Life: Intercalating In Medical Humanities
GMIMS Blogger and current medical student Anthony Jones shares his experiences of intercalating in Medical Humanities at Bristol Medical School. Is there a place for humanities in medical education?
As prospective medical students you may feel that you are resigning yourself to a career where opportunities to exercise your creativity is going to be significantly reduced. I certainly had these reservations and they were the source of much disillusionment in my pre-clinical years amidst the multiple-choice examinations, the learning of lists of drugs and perpetual regurgitation of differential diagnoses. However this year I was given the opportunity by Bristol to intercalate in Medical Humanities, a one year BA that draws upon English Literature, Philosophy and the History of Medicine to consider medicine, disease and the experience patients in a refreshing and revitalising context.
Not only have I thoroughly enjoyed the chance to use the part of my brain that I feared was becoming decrepit with inactivity, but I now feel enthused to return to the clinical setting as I have become aware, to my delight, that this rotten demise of creativity doesn’t have to be the case. In fact with the right proactivity and dedication you can exercise it for the rest of your career.

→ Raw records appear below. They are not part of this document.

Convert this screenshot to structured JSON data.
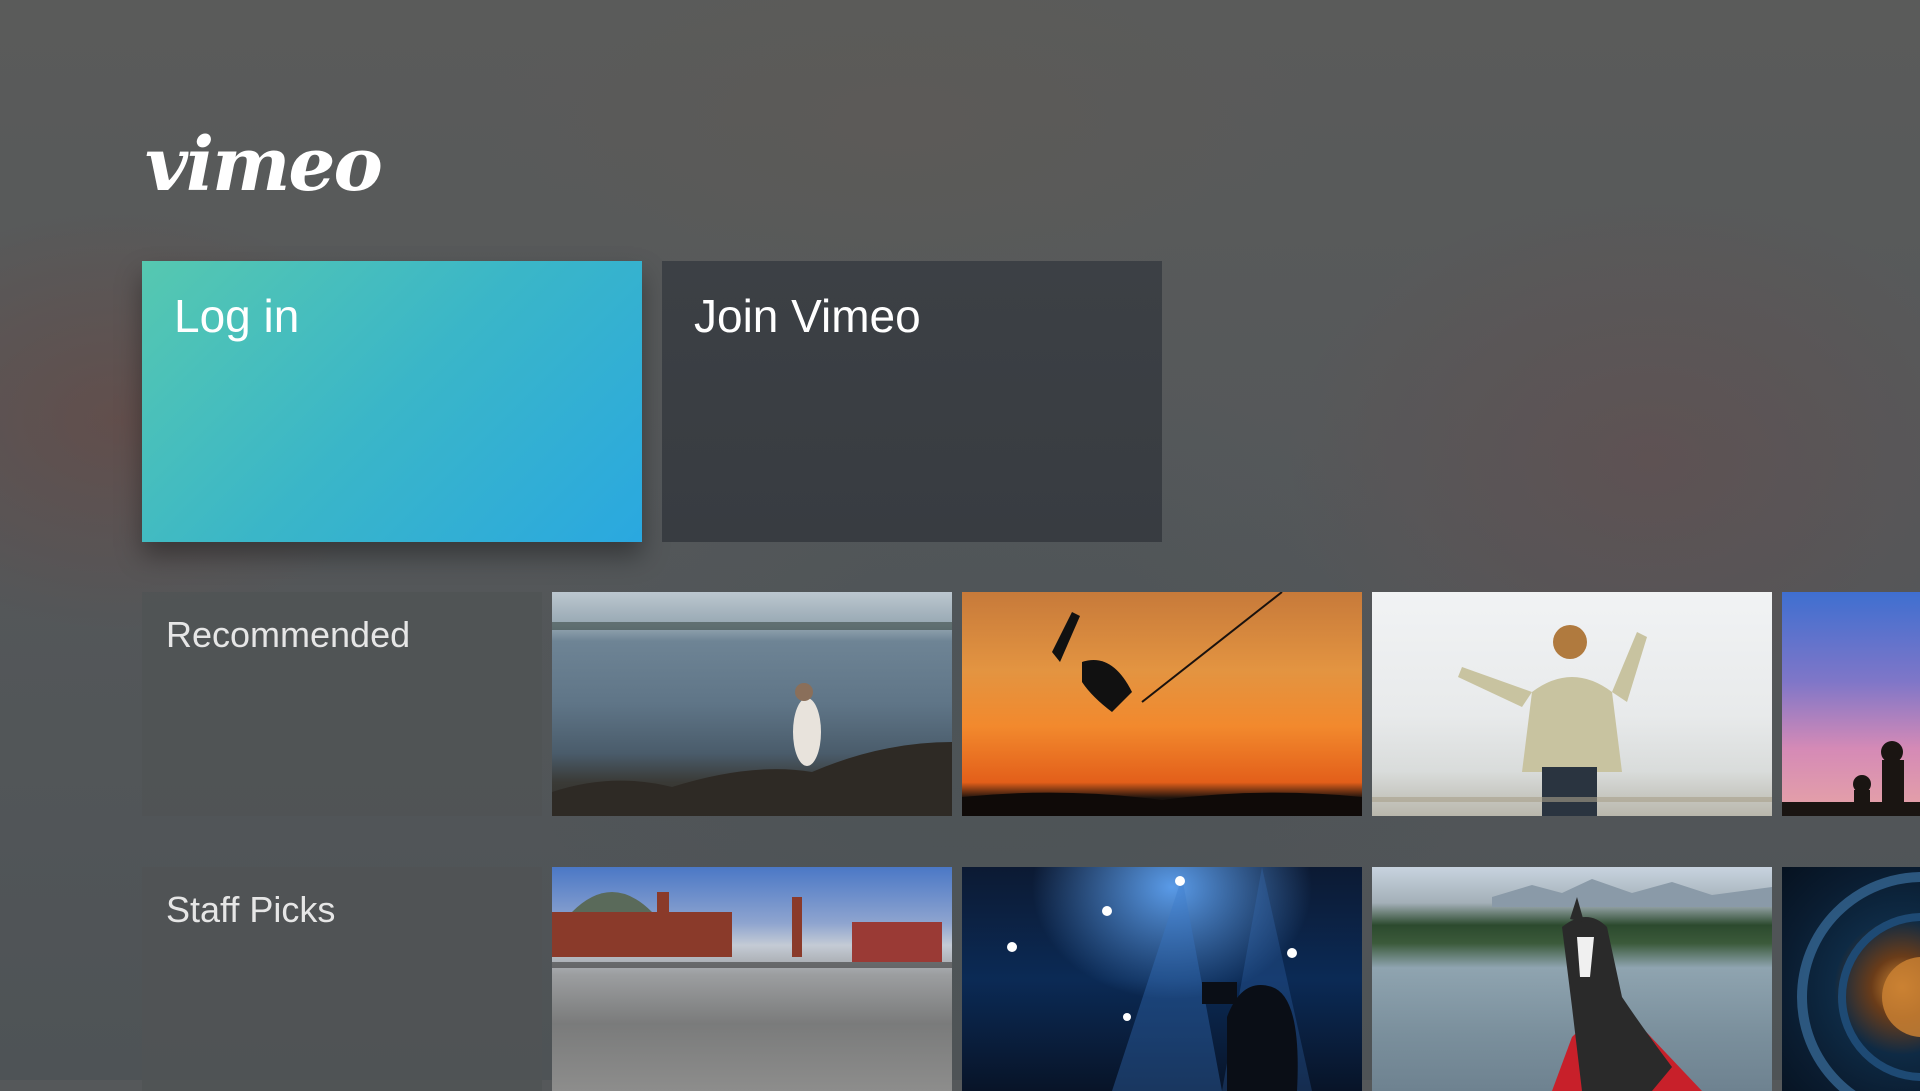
{
  "app": {
    "logo_text": "vimeo"
  },
  "actions": {
    "login_label": "Log in",
    "join_label": "Join Vimeo"
  },
  "rows": [
    {
      "label": "Recommended",
      "thumbnails": [
        {
          "name": "woman-by-sea-thumbnail"
        },
        {
          "name": "wakeboarder-sunset-thumbnail"
        },
        {
          "name": "man-sweater-sky-thumbnail"
        },
        {
          "name": "silhouettes-pink-sky-thumbnail"
        }
      ]
    },
    {
      "label": "Staff Picks",
      "thumbnails": [
        {
          "name": "red-square-thumbnail"
        },
        {
          "name": "stage-lights-camera-thumbnail"
        },
        {
          "name": "dog-lake-thumbnail"
        },
        {
          "name": "camera-lens-thumbnail"
        }
      ]
    }
  ],
  "colors": {
    "login_gradient_start": "#56c8b0",
    "login_gradient_end": "#2aa8e0",
    "join_background": "#3a3e43"
  }
}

In my first teaching block I studied two units; the Philosophy and History of Medicine, a third year philosophy unit, and Approaches to Poetry, a first year English Literature Unit. I had never studied philosophy before and hadn’t studied English since GCSE, so whilst I anticipated the teaching block eagerly, I did so with a degree of caution and nervous apprehension. I was with twelve other medical students embarking on the same endeavour, which made the adjustment to a thoroughly different style of teaching and learning easier; strength in numbers and all that. In reality it was painless, and the content was fascinating. We discussed whether a disease was an objective or subjective concept, and looked at the views of the philosopher Christopher Boorse who argues the former, stating disease is purely biological dysfunction. This provoked interesting discussion; for example, many people who live with life-long disabilities don’t know any different and wouldn’t consider themselves diseased; surely it is up to the discretion of the individual to make that judgement? I am only scratching the surface of the discussions that were had, and in future weeks we went on to look further at medical history; the paradigm altering work of Ignaz Semmelweiss, humiliated and ignored when he was alive, the bacterial revolution of the nineteenth century, and the rise of hospital medicine in the wake of the French revolution to name a few.
Dr Ignaz Semmelweiss on the ward. His pioneering work on hand washing greatly reduced infections in 19th Century.
As I write this now, I have had my first week of teaching block two. I have had a seminar in Literature in Medicine, and a lecture on the philosophy of death, dying and disease. We discussed the different representation of TB and cancer in literature; the spiritual and poetic death of nineteenth century characters from consumption (Helen Burns sanguine death in Jane Eyre for example) compared with the modern representation of cancer; as something we must ‘fight’, something portrayed as wretched and belligerent. In Death Dying and Disease we looked at some of the questions we would discuss throughout the term. Is death only tragic for us because we are capable of having a meaningful life? What makes it meaningful; consciousness, rationality, free will? Since we actually have the option to choose death, are we positively choosing to live another day by not killing ourselves? I look forward to the rest of term, where I will also be beginning my dissertation, looking at the Smallpox pandemics brought to the Aztecs by Christopher Columbus in the fifteenth century, and considering how their religious belief augmented their existential distress in the face of this Old World disease, they perceived as punishment from God.
You many wonder why in light of enjoying studying humanities so much and having struggled with pre-clinical medicine to such an extent, I am excited about returning to the MBChB programme. I have realised I was foolish to think there is no opportunity to draw upon an interest in the humanities in the study and practice of medicine. There is always an opportunity to write about the remarkable things we as future doctors will have the chance to see. Anyone doing such emotionally invested work should learn to express themselves and the Arts are a fantastic and fecund way of channelling that. There is always the chance to share a love of the Arts with colleagues and patients, and to forge an inextricable link between these other interests and the things that as doctors we are incredibly privileged to do. Whether it be by reading poetry or by philosophising about what it means to be healthy and diseased, the humanities elicit a much broader understanding of the holistic experience of a patient, and through that enable the best from any future doctor, in treating the people they are inadequately trained to teach by an education to regimentally adherent to the facts and numbers of what shouldn’t be an explicitly scientific discipline. I implore you not to sever ties with the humanities when you begin studying medicine.
Further information on the Bristol Medical Humanities BA course can be found here.
GMIMS Blogger Anthony Jones is currently intercalating in Medical Humanities between 2nd and 3rd year at Bristol Medical School. He wrote a play aged 11 and won the BMA news Medical Journalism Competition in 2013.